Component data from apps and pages
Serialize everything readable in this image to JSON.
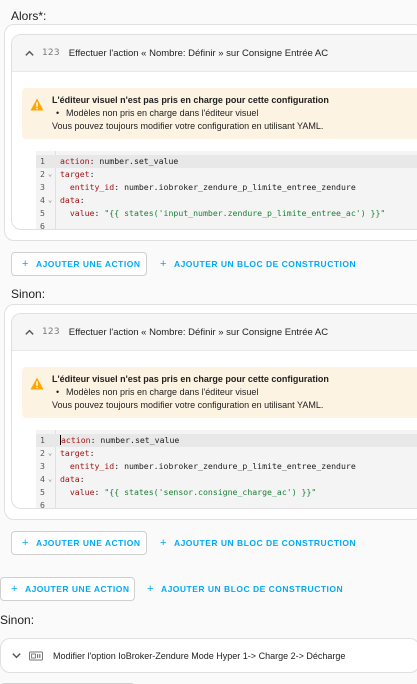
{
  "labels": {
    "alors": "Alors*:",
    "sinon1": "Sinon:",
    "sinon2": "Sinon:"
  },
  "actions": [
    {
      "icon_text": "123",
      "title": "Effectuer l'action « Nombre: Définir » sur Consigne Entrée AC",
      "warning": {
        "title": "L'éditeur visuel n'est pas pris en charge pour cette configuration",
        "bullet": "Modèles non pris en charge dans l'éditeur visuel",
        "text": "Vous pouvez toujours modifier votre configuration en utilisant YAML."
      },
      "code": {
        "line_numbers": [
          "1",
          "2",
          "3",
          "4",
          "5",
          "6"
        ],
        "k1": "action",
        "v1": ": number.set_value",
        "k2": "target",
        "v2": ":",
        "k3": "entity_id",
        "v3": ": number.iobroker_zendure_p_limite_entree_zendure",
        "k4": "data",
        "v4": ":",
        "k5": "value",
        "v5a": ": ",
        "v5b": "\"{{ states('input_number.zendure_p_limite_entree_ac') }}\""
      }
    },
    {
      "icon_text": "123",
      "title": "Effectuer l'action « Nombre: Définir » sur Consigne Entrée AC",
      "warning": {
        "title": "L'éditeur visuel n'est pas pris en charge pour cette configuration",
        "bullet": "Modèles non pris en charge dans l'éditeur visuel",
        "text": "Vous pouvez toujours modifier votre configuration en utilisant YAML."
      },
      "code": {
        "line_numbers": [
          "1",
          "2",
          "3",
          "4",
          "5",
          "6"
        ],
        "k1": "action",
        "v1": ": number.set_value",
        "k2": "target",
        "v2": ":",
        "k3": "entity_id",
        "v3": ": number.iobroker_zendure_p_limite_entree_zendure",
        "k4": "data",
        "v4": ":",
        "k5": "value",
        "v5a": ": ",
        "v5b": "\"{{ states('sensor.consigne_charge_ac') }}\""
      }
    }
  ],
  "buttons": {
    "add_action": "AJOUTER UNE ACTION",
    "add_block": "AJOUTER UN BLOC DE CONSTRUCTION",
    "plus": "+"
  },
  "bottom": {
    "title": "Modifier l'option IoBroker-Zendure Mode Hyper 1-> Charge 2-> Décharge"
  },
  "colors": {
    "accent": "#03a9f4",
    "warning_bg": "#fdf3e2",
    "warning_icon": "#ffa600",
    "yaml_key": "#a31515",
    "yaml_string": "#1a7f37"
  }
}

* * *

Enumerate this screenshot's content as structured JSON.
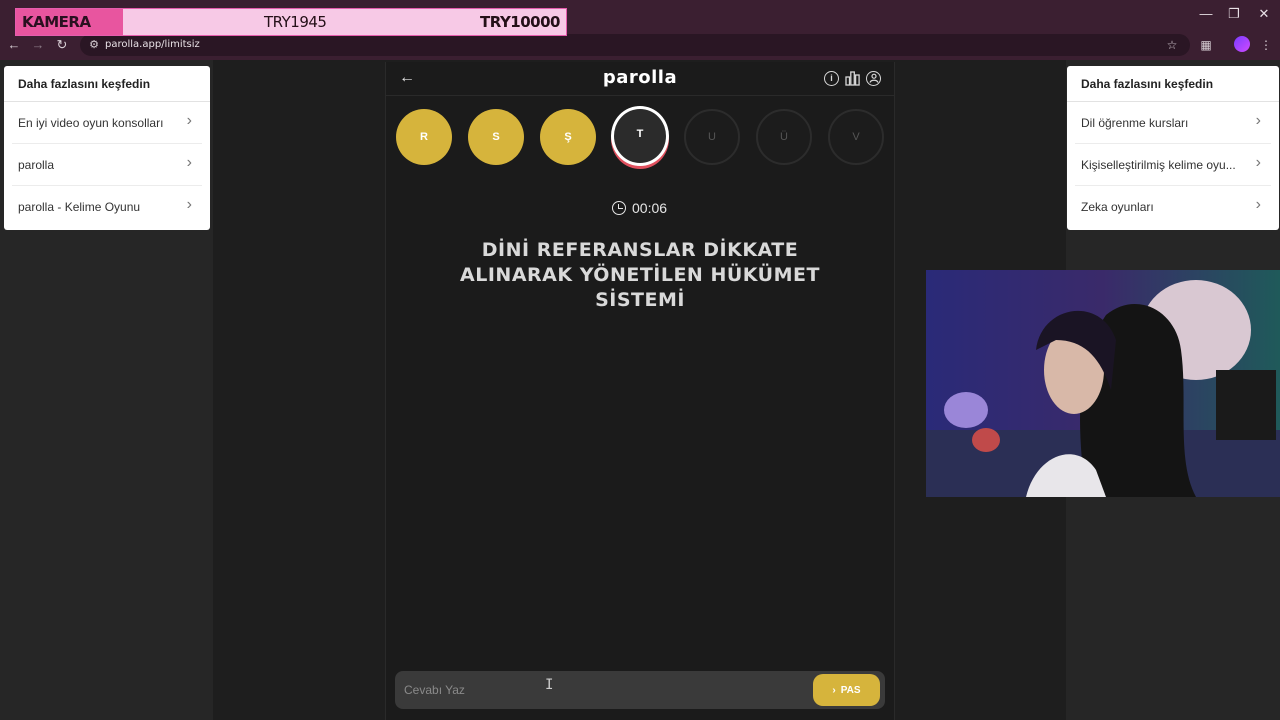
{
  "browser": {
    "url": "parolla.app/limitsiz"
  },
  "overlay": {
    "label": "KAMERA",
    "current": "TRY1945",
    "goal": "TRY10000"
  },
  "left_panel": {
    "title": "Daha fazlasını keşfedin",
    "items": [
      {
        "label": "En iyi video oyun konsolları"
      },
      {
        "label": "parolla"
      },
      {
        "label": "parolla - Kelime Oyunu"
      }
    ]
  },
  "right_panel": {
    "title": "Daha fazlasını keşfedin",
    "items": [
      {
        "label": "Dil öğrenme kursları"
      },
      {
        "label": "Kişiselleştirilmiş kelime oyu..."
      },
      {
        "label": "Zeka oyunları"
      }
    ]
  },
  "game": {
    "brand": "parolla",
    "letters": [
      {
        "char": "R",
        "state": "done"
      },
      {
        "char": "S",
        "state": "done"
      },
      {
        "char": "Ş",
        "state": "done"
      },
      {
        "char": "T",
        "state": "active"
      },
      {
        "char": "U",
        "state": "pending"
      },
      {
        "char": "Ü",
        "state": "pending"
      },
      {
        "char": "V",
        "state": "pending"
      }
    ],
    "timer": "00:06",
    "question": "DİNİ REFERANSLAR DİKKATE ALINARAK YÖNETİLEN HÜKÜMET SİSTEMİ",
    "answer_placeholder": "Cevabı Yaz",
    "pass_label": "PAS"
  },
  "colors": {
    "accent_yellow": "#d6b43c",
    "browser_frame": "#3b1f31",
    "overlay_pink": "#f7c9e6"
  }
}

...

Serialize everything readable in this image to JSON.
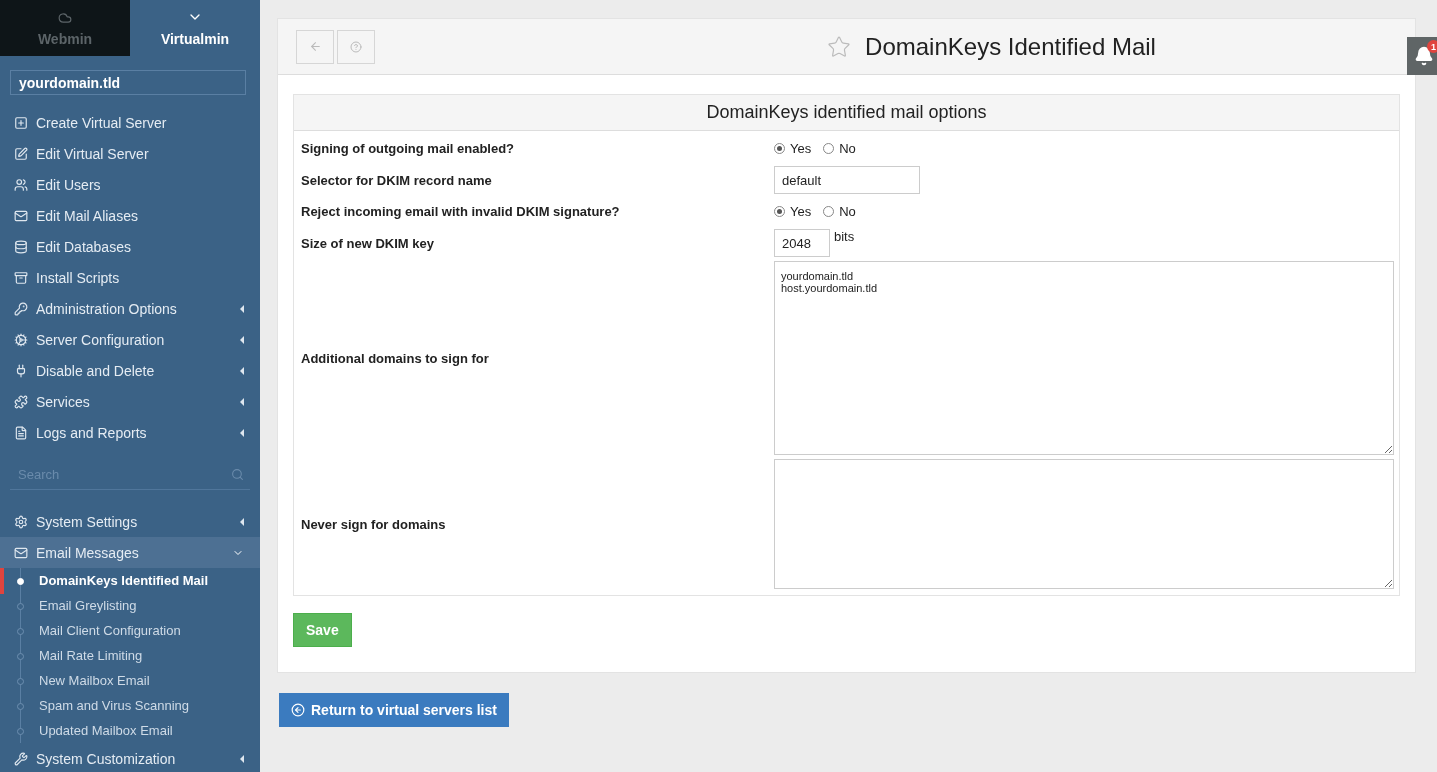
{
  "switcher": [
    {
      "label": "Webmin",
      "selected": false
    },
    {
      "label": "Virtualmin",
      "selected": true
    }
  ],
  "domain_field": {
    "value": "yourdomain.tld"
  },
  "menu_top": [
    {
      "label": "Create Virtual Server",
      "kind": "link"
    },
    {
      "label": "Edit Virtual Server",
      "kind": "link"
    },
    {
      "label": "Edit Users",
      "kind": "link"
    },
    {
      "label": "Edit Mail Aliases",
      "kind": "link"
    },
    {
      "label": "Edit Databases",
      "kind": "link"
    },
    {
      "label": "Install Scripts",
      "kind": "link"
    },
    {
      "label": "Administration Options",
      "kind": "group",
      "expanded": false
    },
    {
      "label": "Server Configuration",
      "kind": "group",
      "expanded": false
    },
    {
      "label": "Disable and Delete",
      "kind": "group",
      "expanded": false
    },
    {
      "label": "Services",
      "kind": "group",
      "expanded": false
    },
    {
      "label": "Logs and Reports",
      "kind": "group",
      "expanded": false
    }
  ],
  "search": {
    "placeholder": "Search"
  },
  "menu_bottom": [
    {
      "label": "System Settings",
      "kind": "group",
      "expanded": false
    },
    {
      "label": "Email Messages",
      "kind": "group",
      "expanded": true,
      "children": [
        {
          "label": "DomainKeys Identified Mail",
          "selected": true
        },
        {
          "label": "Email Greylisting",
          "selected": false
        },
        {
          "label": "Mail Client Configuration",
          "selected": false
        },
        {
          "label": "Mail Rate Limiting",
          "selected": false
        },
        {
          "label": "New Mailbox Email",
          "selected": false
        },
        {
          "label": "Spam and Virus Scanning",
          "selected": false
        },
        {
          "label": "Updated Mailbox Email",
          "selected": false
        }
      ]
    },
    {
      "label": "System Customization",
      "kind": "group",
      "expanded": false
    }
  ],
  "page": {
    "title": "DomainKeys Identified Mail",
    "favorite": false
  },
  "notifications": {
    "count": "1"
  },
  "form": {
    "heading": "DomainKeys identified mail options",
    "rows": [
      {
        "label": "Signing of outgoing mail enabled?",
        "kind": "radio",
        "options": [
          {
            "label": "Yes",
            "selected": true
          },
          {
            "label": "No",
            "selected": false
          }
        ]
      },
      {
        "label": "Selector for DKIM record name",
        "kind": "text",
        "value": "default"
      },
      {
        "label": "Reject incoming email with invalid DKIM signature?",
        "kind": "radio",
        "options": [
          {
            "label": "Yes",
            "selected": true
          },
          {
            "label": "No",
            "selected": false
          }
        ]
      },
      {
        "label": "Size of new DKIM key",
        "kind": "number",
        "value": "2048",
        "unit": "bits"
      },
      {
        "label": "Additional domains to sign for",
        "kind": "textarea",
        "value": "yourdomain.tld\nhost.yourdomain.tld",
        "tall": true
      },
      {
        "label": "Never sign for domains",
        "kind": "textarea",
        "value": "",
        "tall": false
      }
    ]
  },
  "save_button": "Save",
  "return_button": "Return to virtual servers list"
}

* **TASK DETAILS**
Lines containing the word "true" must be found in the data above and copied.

* **RESULT OF THIS EXERCISE**
      "selected": true
      "expanded": true,
          "selected": true
            "selected": true
            "selected": true
        "tall": true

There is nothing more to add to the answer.